"Stingray" Cell Surveillance Devices: One More Reason for California's Location Privacy Act
Last week, LA Weekly ran a story indicating that the Los Angeles Police Department is using a device called a "Stingray" to track cell phones. Law enforcement seems to think that because these devices can track cell phones without going to the trouble of even interacting with mobile carriers, they don't need a search warrant. Please tell Governor Brown to sign the Location Privacy Act of 2012 into law and ensure that law enforcement gets a search warrant before obtaining location information, whether by using a Stingray or demanding records from cell carriers.
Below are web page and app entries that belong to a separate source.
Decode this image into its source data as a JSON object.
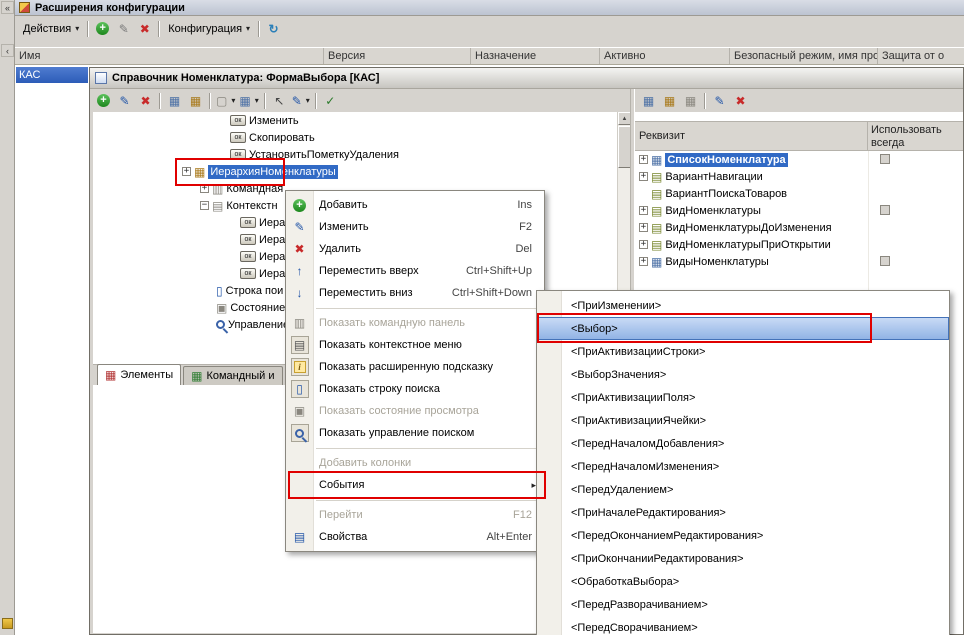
{
  "colors": {
    "selection": "#316ac5",
    "annotation": "#e00000"
  },
  "icons": {
    "dropdown": "▾",
    "plus": "+",
    "minus": "−",
    "edit": "✎",
    "del": "✖",
    "refresh": "↻",
    "up": "↑",
    "down": "↓",
    "check": "✓",
    "submenu": "▸",
    "ok": "ок",
    "table": "▦",
    "form": "▤",
    "panel": "▥",
    "state": "▣",
    "input": "▯",
    "square": "▢",
    "pointer": "↖",
    "scroll_up": "▲",
    "scroll_down": "▼",
    "chevrons": "«",
    "chevron": "‹",
    "info": "i"
  },
  "app": {
    "title": "Расширения конфигурации",
    "toolbar": {
      "actions_label": "Действия",
      "configuration_label": "Конфигурация"
    },
    "columns": [
      "Имя",
      "Версия",
      "Назначение",
      "Активно",
      "Безопасный режим, имя проф",
      "Защита от о"
    ],
    "selected_row": "КАС"
  },
  "designer": {
    "title": "Справочник Номенклатура: ФормаВыбора [КАС]",
    "tabs": [
      {
        "label": "Элементы"
      },
      {
        "label": "Командный и"
      }
    ],
    "tree": [
      {
        "label": "Изменить"
      },
      {
        "label": "Скопировать"
      },
      {
        "label": "УстановитьПометкуУдаления"
      },
      {
        "label": "ИерархияНоменклатуры"
      },
      {
        "label": "Командная"
      },
      {
        "label": "Контекстн"
      },
      {
        "label": "Иерар"
      },
      {
        "label": "Иерар"
      },
      {
        "label": "Иерар"
      },
      {
        "label": "Иерар"
      },
      {
        "label": "Строка пои"
      },
      {
        "label": "Состояние"
      },
      {
        "label": "Управление"
      }
    ],
    "attributes": {
      "col1": "Реквизит",
      "col2": "Использовать всегда",
      "items": [
        {
          "label": "СписокНоменклатура",
          "always_use": true
        },
        {
          "label": "ВариантНавигации",
          "always_use": false
        },
        {
          "label": "ВариантПоискаТоваров",
          "always_use": false
        },
        {
          "label": "ВидНоменклатуры",
          "always_use": true
        },
        {
          "label": "ВидНоменклатурыДоИзменения",
          "always_use": false
        },
        {
          "label": "ВидНоменклатурыПриОткрытии",
          "always_use": false
        },
        {
          "label": "ВидыНоменклатуры",
          "always_use": true
        }
      ]
    }
  },
  "context_menu": {
    "items": [
      {
        "label": "Добавить",
        "shortcut": "Ins"
      },
      {
        "label": "Изменить",
        "shortcut": "F2"
      },
      {
        "label": "Удалить",
        "shortcut": "Del"
      },
      {
        "label": "Переместить вверх",
        "shortcut": "Ctrl+Shift+Up"
      },
      {
        "label": "Переместить вниз",
        "shortcut": "Ctrl+Shift+Down"
      },
      {
        "label": "Показать командную панель",
        "disabled": true
      },
      {
        "label": "Показать контекстное меню"
      },
      {
        "label": "Показать расширенную подсказку"
      },
      {
        "label": "Показать строку поиска"
      },
      {
        "label": "Показать состояние просмотра",
        "disabled": true
      },
      {
        "label": "Показать управление поиском"
      },
      {
        "label": "Добавить колонки",
        "disabled": true
      },
      {
        "label": "События"
      },
      {
        "label": "Перейти",
        "shortcut": "F12",
        "disabled": true
      },
      {
        "label": "Свойства",
        "shortcut": "Alt+Enter"
      }
    ]
  },
  "events_submenu": {
    "items": [
      {
        "label": "<ПриИзменении>"
      },
      {
        "label": "<Выбор>",
        "selected": true
      },
      {
        "label": "<ПриАктивизацииСтроки>"
      },
      {
        "label": "<ВыборЗначения>"
      },
      {
        "label": "<ПриАктивизацииПоля>"
      },
      {
        "label": "<ПриАктивизацииЯчейки>"
      },
      {
        "label": "<ПередНачаломДобавления>"
      },
      {
        "label": "<ПередНачаломИзменения>"
      },
      {
        "label": "<ПередУдалением>"
      },
      {
        "label": "<ПриНачалеРедактирования>"
      },
      {
        "label": "<ПередОкончаниемРедактирования>"
      },
      {
        "label": "<ПриОкончанииРедактирования>"
      },
      {
        "label": "<ОбработкаВыбора>"
      },
      {
        "label": "<ПередРазворачиванием>"
      },
      {
        "label": "<ПередСворачиванием>"
      }
    ]
  }
}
A Stingray is basically a fake cell tower. When a mobile phone comes within range, the Stingray can offer to connect the phone to the network so that the phone can send and receive communications. If a phone takes it up on that offer, the Stingray is able to capture the identity of the phone, which can readily be traced back to the identity of its owner. This means that Stingray devices can potentially record information about every phone that comes into range, not just those owned by targets of a criminal investigation.
Despite the potential for invasions of privacy that these devices create, law enforcement has been extremely reluctant to reveal anything at all about how the devices are used. The LAPD refused to answer questions from LA Weekly about how the devices are used. They also refused to answer the question of whether or not they obtain a search warrant before using the device—though we know from a previous case that the FBI does not always do so (though we had to fight to get that information).
This is exactly the kind of practice that we should not tolerate. When law enforcement has a legitimate need for location information, they should go before a judge and present the evidence needed to obtain a search warrant. They should not be using technology to get around the constraints of the California and U.S. Constitutions in order to track individuals—suspects and non-suspects alike—without any sort of oversight or checks and balances.
The California Location Privacy Act of 2012 was introduced this year to address this very problem. The bill is now sitting on Governor Brown's desk, waiting for his signature. Please tell him to sign this important bill and make sure that Stingrays and other police tools are used responsibly rather than without the oversight and transparency that they so desperately need.
Chris Conley is the Technology and Civil Liberties Fellow with the ACLU of Northern California.